The analytical one
The analytical communicator loves the detail. More specifically, people with an analytical style of communication prefer to focus on the hard facts and The data.
If you’re an analytical communicator, then you’ll love the nitty-gritty, and you’ll like it when things are super specific, no wishy-washy ness for you! The more specific, the better.
Benefits of an Analytical communication style
There are lots of advantages to being an analytical communicator. Since analytical communicators are focused on data and hard facts, an analytical communication style will make it easier to remain objective and keep the emotion out of things. This can come in handy when it comes to having difficult discussions or when you’re trying to make a case for something… like an increased training budget perhaps.
Also, If you’ve got a presentation or project to deliver, then it’s worth running things past the analytical person in the team since they could spot any missing gaps in the facts and figures.
The functional one
If you’re a functional communicator, then it’s highly likely that you’re a master of process. Like other functional communicators, you love the step-by-step, and like the analytical communicator, the facts are important to you, but more than that, you love the process!
Benefits of a functional communication style
If you want a process mapped, then you need a functional communicator on your team.
Functional communicators want to make sure everything is crystal clear, which has numerous benefits.
The Intuitive one
According to the intuitive communicator, you can definitely have too much detail.
If you have an intuitive communication style, you probably prefer the big picture, the high-level view.
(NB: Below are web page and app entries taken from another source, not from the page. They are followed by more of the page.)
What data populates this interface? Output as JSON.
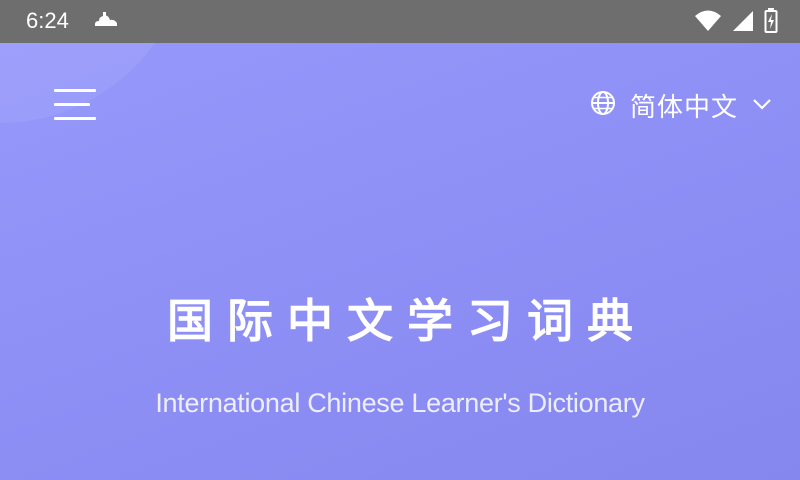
{
  "status_bar": {
    "time": "6:24",
    "icons": [
      "cloud-notification-icon",
      "wifi-icon",
      "signal-icon",
      "battery-icon"
    ]
  },
  "header": {
    "menu_icon": "hamburger-menu-icon",
    "language": {
      "icon": "globe-icon",
      "label": "简体中文",
      "chevron": "chevron-down-icon"
    }
  },
  "hero": {
    "title": "国际中文学习词典",
    "subtitle": "International Chinese Learner's Dictionary"
  },
  "colors": {
    "status_bar": "#6e6e6e",
    "hero_background": "#8e90f6",
    "text": "#ffffff"
  }
}
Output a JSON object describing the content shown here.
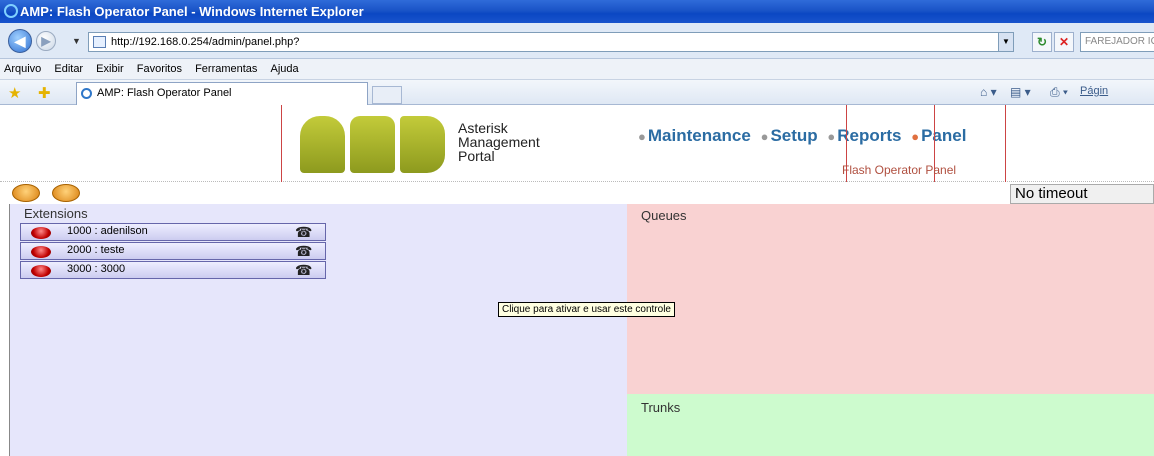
{
  "window": {
    "title": "AMP: Flash Operator Panel - Windows Internet Explorer"
  },
  "addressbar": {
    "url": "http://192.168.0.254/admin/panel.php?",
    "search_placeholder": "FAREJADOR IG"
  },
  "menubar": {
    "items": [
      "Arquivo",
      "Editar",
      "Exibir",
      "Favoritos",
      "Ferramentas",
      "Ajuda"
    ]
  },
  "tabs": [
    {
      "label": "AMP: Flash Operator Panel"
    }
  ],
  "commandbar": {
    "page_label": "Págin"
  },
  "amp": {
    "logo_text": "AMP",
    "subtitle_lines": [
      "Asterisk",
      "Management",
      "Portal"
    ],
    "nav": [
      "Maintenance",
      "Setup",
      "Reports",
      "Panel"
    ],
    "active_section": "Panel",
    "section_subtitle": "Flash Operator Panel"
  },
  "panel": {
    "timeout_text": "No timeout",
    "extensions_title": "Extensions",
    "queues_title": "Queues",
    "trunks_title": "Trunks",
    "extensions": [
      {
        "label": "1000 : adenilson"
      },
      {
        "label": "2000 : teste"
      },
      {
        "label": "3000 : 3000"
      }
    ],
    "tooltip": "Clique para ativar e usar este controle"
  }
}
You don’t need the data, the detail, and the linear process. Just the broad brush strokes will do.
Benefits of an Intuitive communication style
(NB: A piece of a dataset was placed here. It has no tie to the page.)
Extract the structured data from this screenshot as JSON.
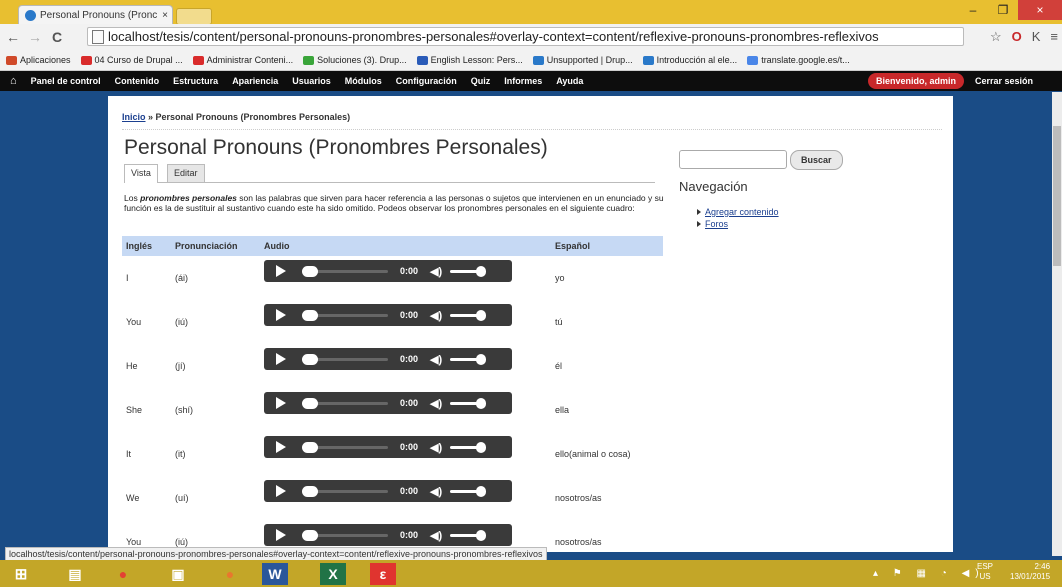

If you have an intuitive communication style, one of the biggest benefits is that you can see the bigger picture. Where some might get bogged down in the minutia, you are able to see and communicate things from a birdseye view.
This can be inspiring and can also help to keep people focused on what’s most important long term.
The one that keeps things personal.
If you often find yourself thinking, enough with all the data, facts, and details; what about the people involved? Then you’re most probably a personal communicator.
As the name suggests, if you’re a personal communicator, you’re just as concerned with the person giving (or receiving) the information as you are with the information itself.
Benefits of a personal communication style
If you’ve seen things get heated and colleagues lose their heads, you know firsthand why it’s important to have at least one person with a personal touch in any team. While business decisions need to be based on facts and data-driven when communicating, for example, during times of change, forgetting the human element can lead to all sorts of avoidable issues and stress for all parties concerned.
As you can see, there are plenty of things to consider when it comes to having an effective communication style in the workplace.
The most important thing to be aware of is that different people have different preferred natural styles of communicating. By knowing that these different styles exist and what to expect from each one, you’ll be able to work with different types of people much more successfully.
Whether that means tailoring your style or approach to suit someone in your team or picking the right person for the job where a project is concerned.
And when it comes to your communication style, if you’ve read something here that concerned or shocked you, then it’s never too late to turn a new leaf and start learning to communicate in a way that’s more effective and conducive to better relationships at work and in other areas of your life.
Now check out these 5 simple tips for improving communication at work.
Or check out the workplace communication hub.